Pruning Suckers & Branches Video

Pruning Branches

In a 15-gallon pot, your tree will grow ~ 7 feet tall, and in a 1- gallon pot, it will grow ~ 4 feet tall. Prune your tree twice yearly to keep it between 3-7 feet, as desired.

For aesthetic purposes, prune the top and bottom branches. Keep the upper and middle branches longer.

Prune flowers and fruit the first year, as your tree needs 30 leaves to produce one quality fruit. Growing flowers take energy away from leaf growth. If you want to keep flowers, expect slower growth.

Pruning stimulates new growth. Prune with pruning shears or scissors. Cut 0.5 cm above a leaf/thorn at a 45 degree angle. Clean your pruning shears with rubbing alcohol prior to use.

Pruning Suckers

Every citrus tree is grafted. The bottom half is rootstock, and the top half is from a graft. They are joined at the grafting junction.

What are suckers? They are branches that grow below the grafting junction. These should be removed regularly.

The grafting junction will be marked with a colored stretchable tape that you can keep on the tree for future reference. The branches at and above this junction will provide good fruit.

The branches below this junction (suckers) will not produce fruit and will steal energy from the tree. They may grow large and overpower the desired grafted portion of your tree. Remove branches below the grafting junction (suckers).

For aesthetic purposes, you may remove branches right at the grafting junction.

Often after a freeze, a citrus tree will die at and below the graft site.

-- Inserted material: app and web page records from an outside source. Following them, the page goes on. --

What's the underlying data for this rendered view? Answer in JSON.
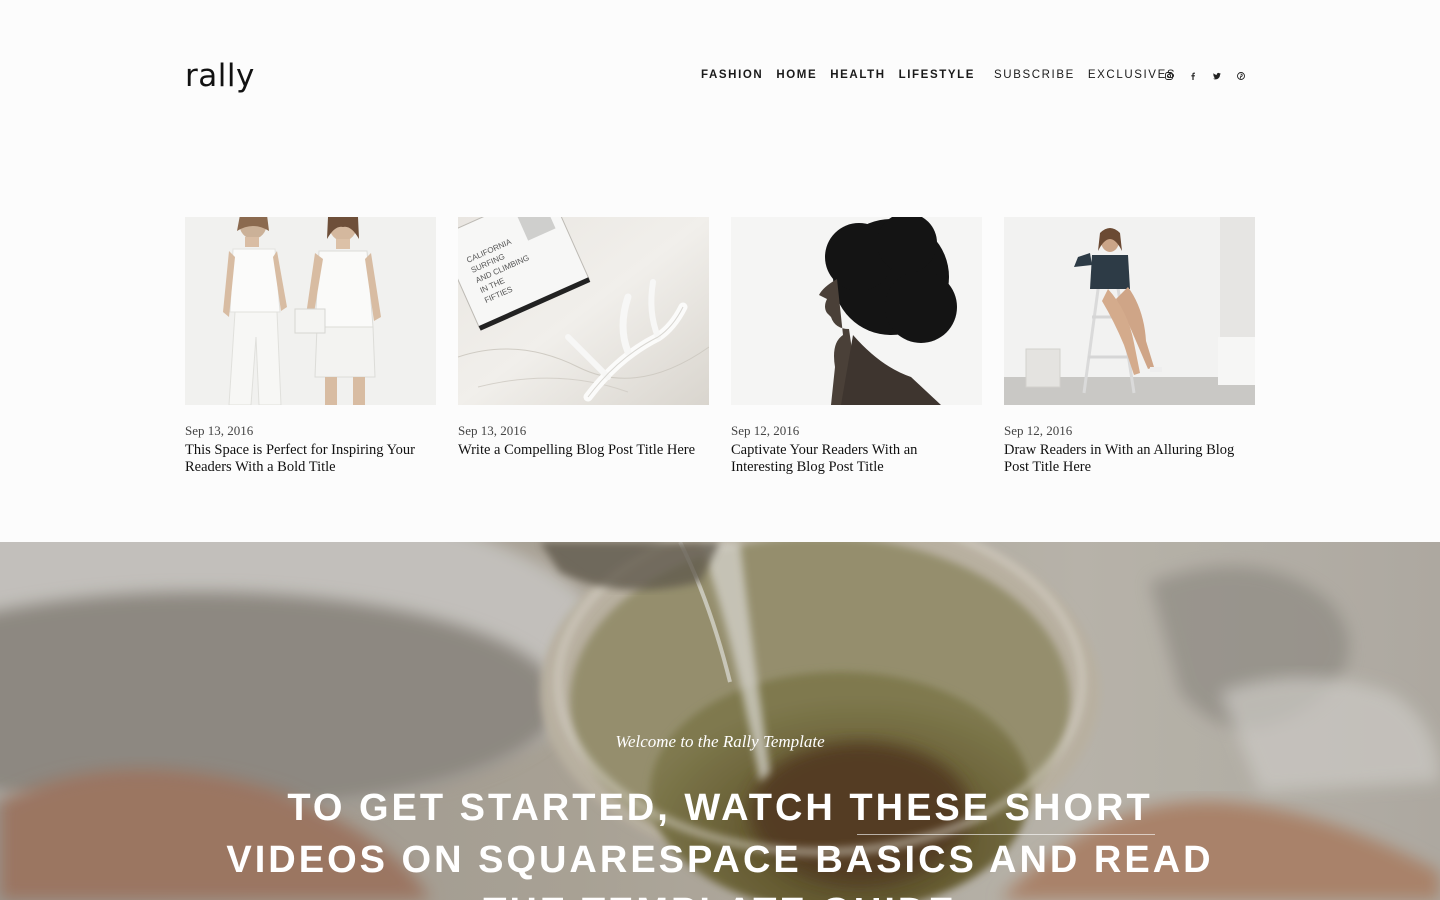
{
  "header": {
    "logo": "rally",
    "nav": [
      {
        "label": "Fashion"
      },
      {
        "label": "Home"
      },
      {
        "label": "Health"
      },
      {
        "label": "Lifestyle"
      },
      {
        "label": "Subscribe"
      },
      {
        "label": "Exclusives"
      }
    ],
    "social": [
      "instagram-icon",
      "facebook-icon",
      "twitter-icon",
      "pinterest-icon"
    ]
  },
  "posts": [
    {
      "date": "Sep 13, 2016",
      "title": "This Space is Perfect for Inspiring Your Readers With a Bold Title"
    },
    {
      "date": "Sep 13, 2016",
      "title": "Write a Compelling Blog Post Title Here"
    },
    {
      "date": "Sep 12, 2016",
      "title": "Captivate Your Readers With an Interesting Blog Post Title"
    },
    {
      "date": "Sep 12, 2016",
      "title": "Draw Readers in With an Alluring Blog Post Title Here"
    }
  ],
  "hero": {
    "kicker": "Welcome to the Rally Template",
    "title": "To get started, watch these short videos on Squarespace basics and read the template guide"
  },
  "colors": {
    "background": "#fcfcfc",
    "text": "#1a1a1a",
    "hero_text": "#ffffff"
  }
}
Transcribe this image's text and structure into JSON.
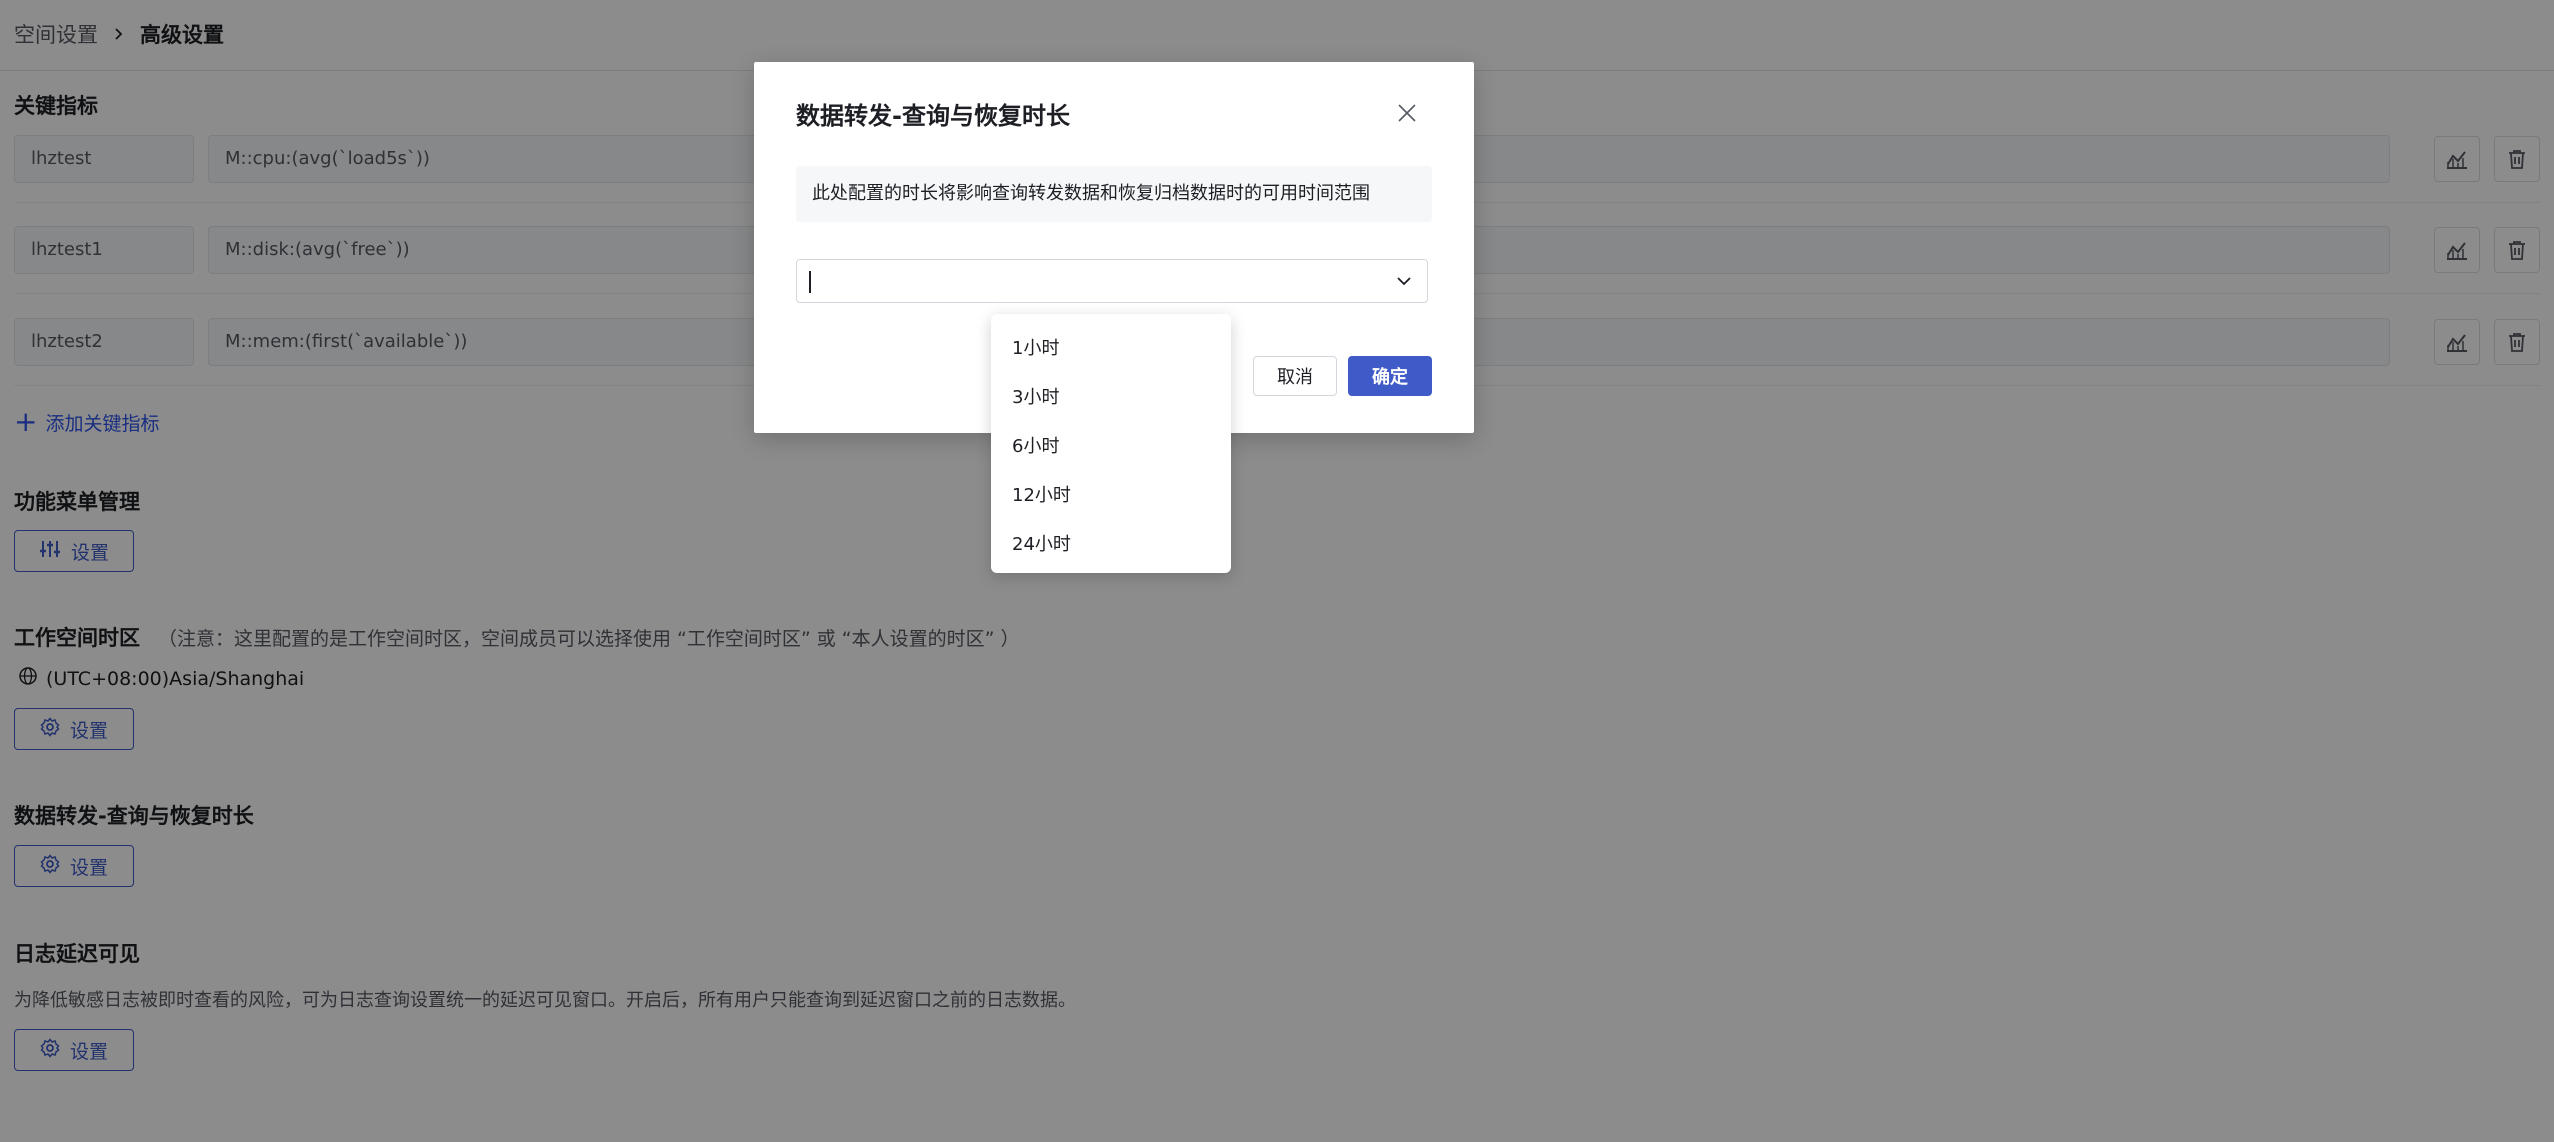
{
  "breadcrumb": {
    "parent": "空间设置",
    "current": "高级设置"
  },
  "key_metrics": {
    "title": "关键指标",
    "rows": [
      {
        "name": "lhztest",
        "expr": "M::cpu:(avg(`load5s`))"
      },
      {
        "name": "lhztest1",
        "expr": "M::disk:(avg(`free`))"
      },
      {
        "name": "lhztest2",
        "expr": "M::mem:(first(`available`))"
      }
    ],
    "add_label": "添加关键指标"
  },
  "menu_mgmt": {
    "title": "功能菜单管理",
    "button": "设置"
  },
  "timezone": {
    "title": "工作空间时区",
    "note": "（注意：这里配置的是工作空间时区，空间成员可以选择使用 “工作空间时区” 或 “本人设置的时区” ）",
    "value": "(UTC+08:00)Asia/Shanghai",
    "button": "设置"
  },
  "forwarding": {
    "title": "数据转发-查询与恢复时长",
    "button": "设置"
  },
  "log_delay": {
    "title": "日志延迟可见",
    "desc": "为降低敏感日志被即时查看的风险，可为日志查询设置统一的延迟可见窗口。开启后，所有用户只能查询到延迟窗口之前的日志数据。",
    "button": "设置"
  },
  "modal": {
    "title": "数据转发-查询与恢复时长",
    "note": "此处配置的时长将影响查询转发数据和恢复归档数据时的可用时间范围",
    "select_value": "",
    "cancel": "取消",
    "ok": "确定",
    "options": [
      "1小时",
      "3小时",
      "6小时",
      "12小时",
      "24小时"
    ]
  },
  "colors": {
    "primary": "#3e5bc7",
    "link": "#2f54eb",
    "mask": "rgba(0,0,0,0.45)"
  }
}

If suckers re-grow from this site, it may be the rootstock growing out. If this is the case, the rootstock suckers will not produce good fruit.